POLICY IN REGARD TO VACATION CUTS TO BE CONTINUED
Freshmen, Sophomores, Not Dean's List, May Be Put on Pro for Extension of April Recess
Continuing the plan which has been in effect for three years, the University will not check on attendances before and after the spring vacation in Junior and Senior courses, it was announced yesterday by Dean Hanford.
Probation will be the penalty paid by Freshmen and Sophomores who extend their vacations, unless they are on the Dean's List.
The Dean's statement follows:
"The same policy that was followed at Christmas regarding attendance before and after the recess will be used at the time of the April vacation, which begins on April 4th. Absences from the last class before and the first class after the April recess in courses taken primarily by Juniors and Seniors (that is, courses for which attendance reports are not regularly required during term time) will not be reported to the Dean.
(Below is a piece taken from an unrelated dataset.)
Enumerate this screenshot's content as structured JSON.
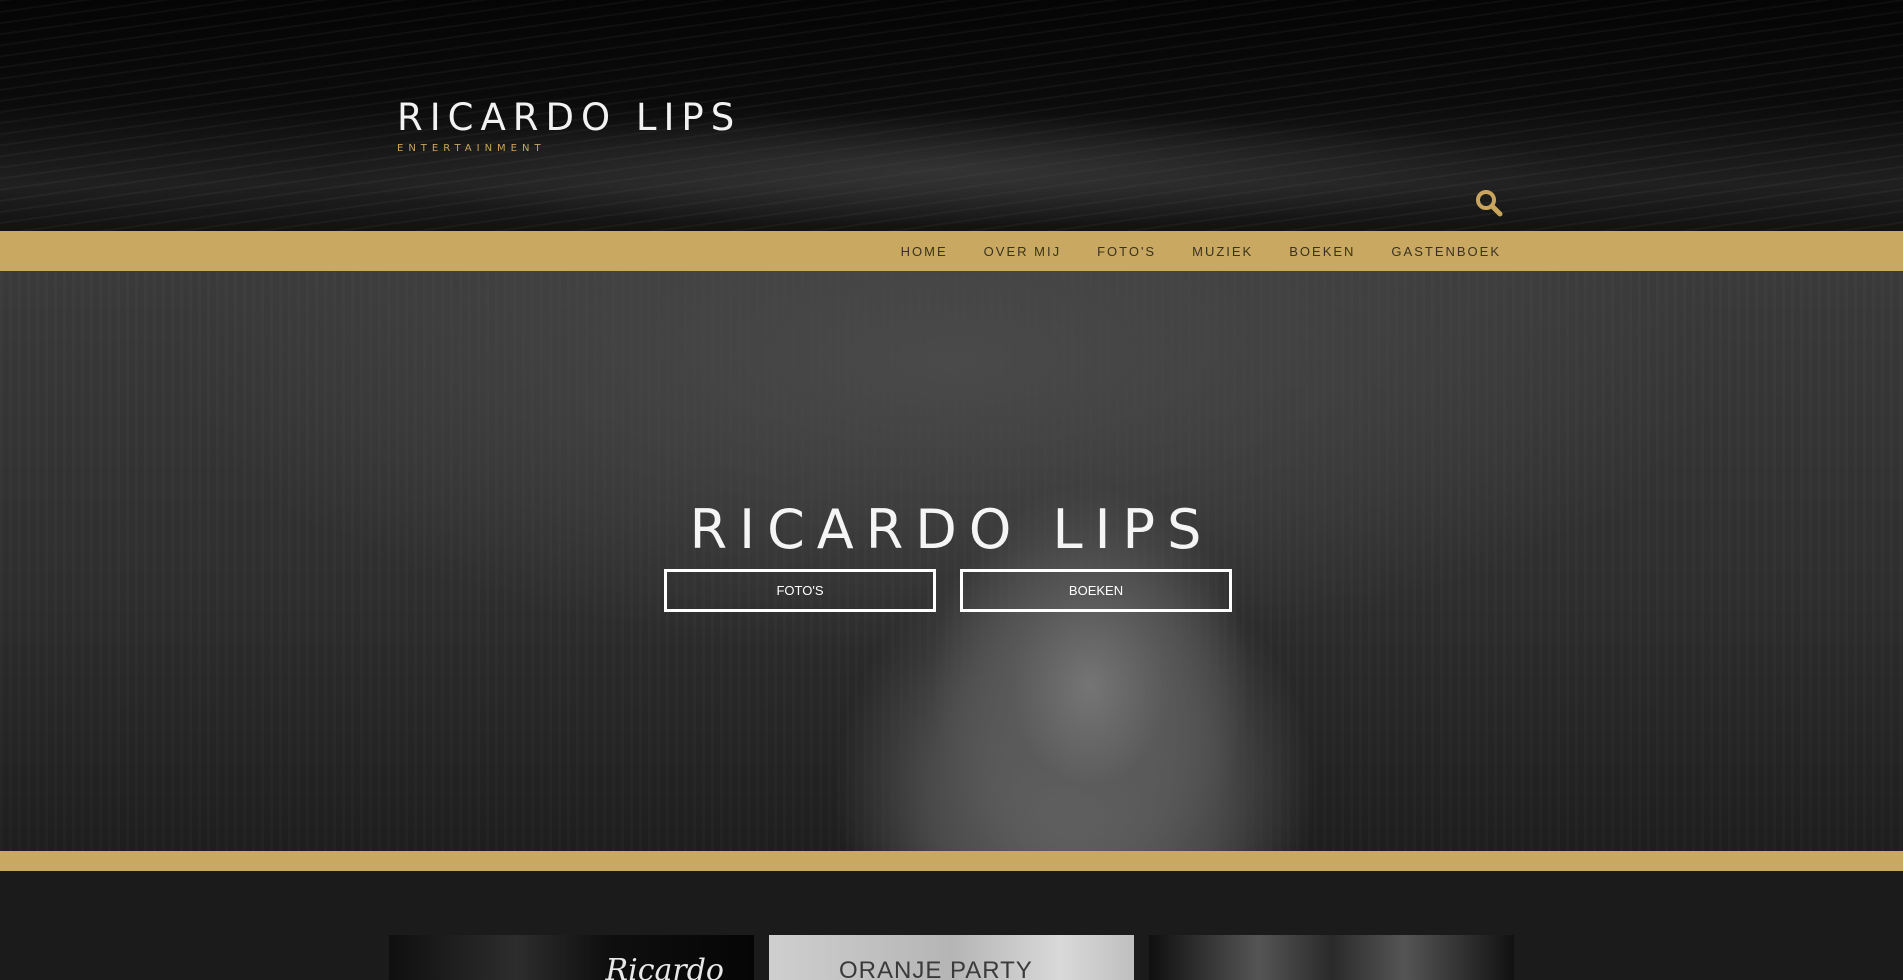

"In the case of a Junior or Senior not on the Dean's List whose last class before or first class after the April recess is in a course in which attendance is regularly taken, absence will not mean immediate disciplinary action, but such absence will naturally be regarded as an indication of neglect of work if a student's record becomes unsatisfactory in any way. Freshmen, including both new and dropped Freshmen, and Sophomores who extend the April recess will ordinarily be subject to probation unless they are on the Dean's List. Attendance is regularly reported in most of the courses taken by '40 and '41 men.
"All upperclassmen on probation are required to register at the Dean's Office on the day of their last class meeting before the April recess and on the first day after the recess. Such students are also required to attend their last and first classes before and after the recess. A special letter has been sent to each man on probation.
"As has been previously explained, the whole plan of not reporting attendance in advanced courses which are taken primarily by Juniors and Seniors is being tried as an experiment. An especial appeal is made to undergraduates not to abuse the present system."